If I wanted to do a lazy review of LEGO City Undercover then I’d just say it is a LEGO version of Grand Theft Auto and leave it at that. Whilst this comparison holds true LEGO City Undercover manages to do that rarest of all things and actually make a success of the open world formula, creating something really interesting in the process.
Although this is another LEGO game this one isn’t based on an existing media franchise and instead draws from the actual LEGO City playsets, what this means is you’ll be playing as a LEGO cop called Chase McCain as he works to stop a crime wave by the criminal Rex Fury. The game was originally released on the WiiU back in 2013 and was actually published by Nintendo as part of their effort to support the console. As this was on the WiiU it mostly got ignored by the public even though it was warmly received by critics. Luckily for us it has now managed to find its way over to the PlayStation 4 in this slightly spruced up version.
As an open world game there are the usual collectable things to be done and the usual hijinks to get up to. Throughout your time with the story Chase will have to go undercover to complete certain missions. Once these missions are completed you gain abilities to use these in the open world to explore different areas and get the collectibles. It is a more simplified system of character choice then the large and mostly unwieldy character grids from the other games. You can also hijack any vehicle you see and these include a wide range of various cars, planes and boats. There are jumps to unlock, LEGO buildings to build and red bricks to find. There really is a wide range of activities to complete and make your own fun with.
Unlike in other LEGO games where progression was very much based on completing discrete levels here the progression is linked to missions received from Police Headquarters. These missions are based around existing locations on the map and play out in much the same way as any other LEGO game. The open world structure really gives the game chance to breathe though as it means you’re not always being punted back to a hub world with endless loading screens to get to another small hub world.
Wonderfully the game sticks to the tenants of the LEGO world and there is no bad language, violence or guns here, things which have sort of snuck in to the other branded LEGO games. Although Chase McCain is a cop he doesn’t have a gun and when he’s chasing the bad guys he’ll quip that they should stop running away or else he’ll just have to keep running after them. That’s another thing, LEGO City Undercover is a very funny game, more so than I was expecting. In recent LEGO games the humour has come from the pratt falls of the LEGO characters, likely a direct result of the often more sombre tones of the franchise being adapted and strict adherence to the existing script. Here though it feels like the developers have somehow been let off the leash, there are some excellent one liners, brilliant visual gags and some wonderfully unexpected cameo appearances. Within the first half hour of the game I’d actually laughed out loud on a number of occasions which doesn’t happen all that often.

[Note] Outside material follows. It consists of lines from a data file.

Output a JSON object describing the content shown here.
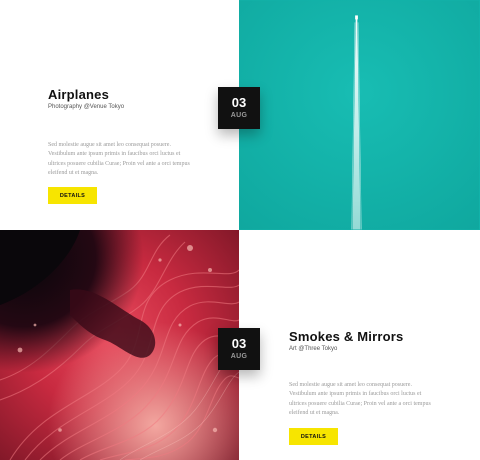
{
  "posts": [
    {
      "title": "Airplanes",
      "meta": "Photography  @Venue Tokyo",
      "body": "Sed molestie augue sit amet leo consequat posuere. Vestibulum ante ipsum primis in faucibus orci luctus et ultrices posuere cubilia Curae; Proin vel ante a orci tempus eleifend ut et magna.",
      "button": "DETAILS",
      "date_day": "03",
      "date_month": "AUG",
      "image": "airplane-contrail-photo"
    },
    {
      "title": "Smokes & Mirrors",
      "meta": "Art @Three Tokyo",
      "body": "Sed molestie augue sit amet leo consequat posuere. Vestibulum ante ipsum primis in faucibus orci luctus et ultrices posuere cubilia Curae; Proin vel ante a orci tempus eleifend ut et magna.",
      "button": "DETAILS",
      "date_day": "03",
      "date_month": "AUG",
      "image": "red-marble-ink-photo"
    }
  ],
  "colors": {
    "accent": "#f7e500",
    "teal": "#12b2a9",
    "date_box": "#111111"
  }
}
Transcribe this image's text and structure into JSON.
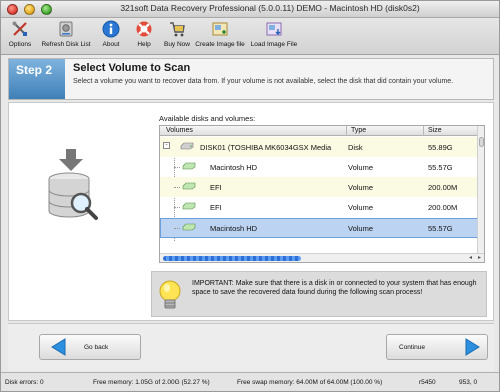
{
  "window": {
    "title": "321soft Data Recovery Professional (5.0.0.11) DEMO - Macintosh HD (disk0s2)"
  },
  "toolbar": {
    "items": [
      {
        "label": "Options",
        "icon": "options-icon"
      },
      {
        "label": "Refresh Disk List",
        "icon": "refresh-disk-icon"
      },
      {
        "label": "About",
        "icon": "info-icon"
      },
      {
        "label": "Help",
        "icon": "help-lifebuoy-icon"
      },
      {
        "label": "Buy Now",
        "icon": "cart-icon"
      },
      {
        "label": "Create Image file",
        "icon": "create-image-icon"
      },
      {
        "label": "Load Image File",
        "icon": "load-image-icon"
      }
    ]
  },
  "step": {
    "badge": "Step 2",
    "title": "Select Volume to Scan",
    "description": "Select a volume you want to recover data from. If your volume is not available, select the disk that did contain your volume."
  },
  "volumes": {
    "caption": "Available disks and volumes:",
    "columns": [
      "Volumes",
      "Type",
      "Size"
    ],
    "rows": [
      {
        "name": "DISK01 (TOSHIBA MK6034GSX Media",
        "type": "Disk",
        "size": "55.89G",
        "level": "disk"
      },
      {
        "name": "Macintosh HD",
        "type": "Volume",
        "size": "55.57G",
        "level": "volume"
      },
      {
        "name": "EFI",
        "type": "Volume",
        "size": "200.00M",
        "level": "volume"
      },
      {
        "name": "EFI",
        "type": "Volume",
        "size": "200.00M",
        "level": "volume"
      },
      {
        "name": "Macintosh HD",
        "type": "Volume",
        "size": "55.57G",
        "level": "volume",
        "selected": true
      }
    ],
    "expander": "-",
    "scroll_left": "◂",
    "scroll_right": "▸"
  },
  "notice": {
    "text": "IMPORTANT: Make sure that there is a disk in or connected to your system that has enough space to save the recovered data found during the following scan process!"
  },
  "nav": {
    "back_label": "Go back",
    "continue_label": "Continue"
  },
  "status": {
    "disk_errors": "Disk errors: 0",
    "free_memory": "Free memory: 1.05G of 2.00G (52.27 %)",
    "free_swap": "Free swap memory: 64.00M of 64.00M (100.00 %)",
    "code": "r5450",
    "counter": "953, 0"
  },
  "colors": {
    "accent_blue": "#3f80b8",
    "selection": "#bcd4f2",
    "row_alt": "#fbfbe4",
    "nav_arrow": "#2c8fe0"
  }
}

Whilst there is a lot to like in LEGO City Undercover at it’s heart it still remains a LEGO game, and as a result has the same niggles; things such as woolly car controls, serviceable at best jumping and simple button mashing combat. It is also a game with no real challenge and is aimed at a younger market. These issues wont be new to anyone who has played a LEGO game before and are so ingrained in how the games play I’m not even sure if they could be changed significantly. The saving grace as always here is the fact the game is so forgiving and death isn’t really penalised.
At the same time as this game has been ported over from the WiiU it has also had a bit of a spruce up. LEGO City Undercover looks the best it ever has and there are none of the technical issues, slow down and pop up, which stymied the WiiU version. The PlayStation 4 version also has a fully fledged co-op mode, something which was glaringly left out from the original release. The co-op mode does feel a little shoehorned in as both players will take the roll of Chase McCain, but this is down to the fact there isn’t the range of characters to choose from as there are in the other LEGO games.
By being set free from the restrictions of franchises LEGO City Undercover has flourished into a really enjoyable and very funny game. The open world is a tonne of fun to play with and the addition of a co-op mode adds a whole new dynamic to this game. LEGO City Undercover manages to succeed in the rarest of things and has successfully created an enjoyable open world.